Data items
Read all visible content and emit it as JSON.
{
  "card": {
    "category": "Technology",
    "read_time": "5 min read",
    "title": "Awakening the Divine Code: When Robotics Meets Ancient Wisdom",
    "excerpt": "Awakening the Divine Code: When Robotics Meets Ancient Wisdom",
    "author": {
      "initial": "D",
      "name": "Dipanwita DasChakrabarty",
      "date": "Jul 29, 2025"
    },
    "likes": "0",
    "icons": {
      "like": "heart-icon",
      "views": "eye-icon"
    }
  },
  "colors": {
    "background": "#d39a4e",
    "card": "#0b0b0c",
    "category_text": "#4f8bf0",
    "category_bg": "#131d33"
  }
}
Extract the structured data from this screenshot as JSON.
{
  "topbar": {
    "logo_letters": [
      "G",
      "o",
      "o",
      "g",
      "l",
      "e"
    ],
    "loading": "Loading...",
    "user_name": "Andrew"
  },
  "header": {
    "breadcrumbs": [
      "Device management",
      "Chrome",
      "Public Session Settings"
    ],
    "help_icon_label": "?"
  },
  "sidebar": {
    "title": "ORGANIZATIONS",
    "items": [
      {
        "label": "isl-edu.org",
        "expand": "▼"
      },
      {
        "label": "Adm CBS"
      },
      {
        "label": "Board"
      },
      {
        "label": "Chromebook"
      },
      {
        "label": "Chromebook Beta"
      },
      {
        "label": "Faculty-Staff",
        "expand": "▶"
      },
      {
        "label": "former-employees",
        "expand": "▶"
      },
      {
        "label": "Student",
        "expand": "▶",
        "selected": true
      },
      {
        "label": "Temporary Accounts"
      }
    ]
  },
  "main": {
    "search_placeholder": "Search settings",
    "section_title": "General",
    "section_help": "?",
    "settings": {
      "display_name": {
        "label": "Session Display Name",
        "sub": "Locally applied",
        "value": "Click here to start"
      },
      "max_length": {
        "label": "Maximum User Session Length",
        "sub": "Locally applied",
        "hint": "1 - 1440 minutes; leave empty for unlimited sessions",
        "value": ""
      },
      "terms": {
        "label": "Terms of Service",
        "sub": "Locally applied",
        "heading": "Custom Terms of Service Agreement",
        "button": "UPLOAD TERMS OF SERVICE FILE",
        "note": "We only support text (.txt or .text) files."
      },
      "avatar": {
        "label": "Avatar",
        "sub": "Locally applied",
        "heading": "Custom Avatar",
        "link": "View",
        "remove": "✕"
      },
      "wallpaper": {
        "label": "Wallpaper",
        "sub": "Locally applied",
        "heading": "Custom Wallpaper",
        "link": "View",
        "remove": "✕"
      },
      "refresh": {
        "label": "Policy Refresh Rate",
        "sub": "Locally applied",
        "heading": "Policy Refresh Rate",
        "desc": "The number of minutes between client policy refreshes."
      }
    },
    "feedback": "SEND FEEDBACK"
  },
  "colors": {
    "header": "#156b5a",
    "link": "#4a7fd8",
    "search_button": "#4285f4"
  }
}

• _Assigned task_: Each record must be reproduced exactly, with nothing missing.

• _Task response_:
Read all visible content and emit it as JSON.
{
  "card": {
    "category": "Technology",
    "read_time": "5 min read",
    "title": "Awakening the Divine Code: When Robotics Meets Ancient Wisdom",
    "excerpt": "Awakening the Divine Code: When Robotics Meets Ancient Wisdom",
    "author": {
      "initial": "D",
      "name": "Dipanwita DasChakrabarty",
      "date": "Jul 29, 2025"
    },
    "likes": "0",
    "icons": {
      "like": "heart-icon",
      "views": "eye-icon"
    }
  },
  "colors": {
    "background": "#d39a4e",
    "card": "#0b0b0c",
    "category_text": "#4f8bf0",
    "category_bg": "#131d33"
  }
}
Extract the structured data from this screenshot as JSON.
{
  "topbar": {
    "logo_letters": [
      "G",
      "o",
      "o",
      "g",
      "l",
      "e"
    ],
    "loading": "Loading...",
    "user_name": "Andrew"
  },
  "header": {
    "breadcrumbs": [
      "Device management",
      "Chrome",
      "Public Session Settings"
    ],
    "help_icon_label": "?"
  },
  "sidebar": {
    "title": "ORGANIZATIONS",
    "items": [
      {
        "label": "isl-edu.org",
        "expand": "▼"
      },
      {
        "label": "Adm CBS"
      },
      {
        "label": "Board"
      },
      {
        "label": "Chromebook"
      },
      {
        "label": "Chromebook Beta"
      },
      {
        "label": "Faculty-Staff",
        "expand": "▶"
      },
      {
        "label": "former-employees",
        "expand": "▶"
      },
      {
        "label": "Student",
        "expand": "▶",
        "selected": true
      },
      {
        "label": "Temporary Accounts"
      }
    ]
  },
  "main": {
    "search_placeholder": "Search settings",
    "section_title": "General",
    "section_help": "?",
    "settings": {
      "display_name": {
        "label": "Session Display Name",
        "sub": "Locally applied",
        "value": "Click here to start"
      },
      "max_length": {
        "label": "Maximum User Session Length",
        "sub": "Locally applied",
        "hint": "1 - 1440 minutes; leave empty for unlimited sessions",
        "value": ""
      },
      "terms": {
        "label": "Terms of Service",
        "sub": "Locally applied",
        "heading": "Custom Terms of Service Agreement",
        "button": "UPLOAD TERMS OF SERVICE FILE",
        "note": "We only support text (.txt or .text) files."
      },
      "avatar": {
        "label": "Avatar",
        "sub": "Locally applied",
        "heading": "Custom Avatar",
        "link": "View",
        "remove": "✕"
      },
      "wallpaper": {
        "label": "Wallpaper",
        "sub": "Locally applied",
        "heading": "Custom Wallpaper",
        "link": "View",
        "remove": "✕"
      },
      "refresh": {
        "label": "Policy Refresh Rate",
        "sub": "Locally applied",
        "heading": "Policy Refresh Rate",
        "desc": "The number of minutes between client policy refreshes."
      }
    },
    "feedback": "SEND FEEDBACK"
  },
  "colors": {
    "header": "#156b5a",
    "link": "#4a7fd8",
    "search_button": "#4285f4"
  }
}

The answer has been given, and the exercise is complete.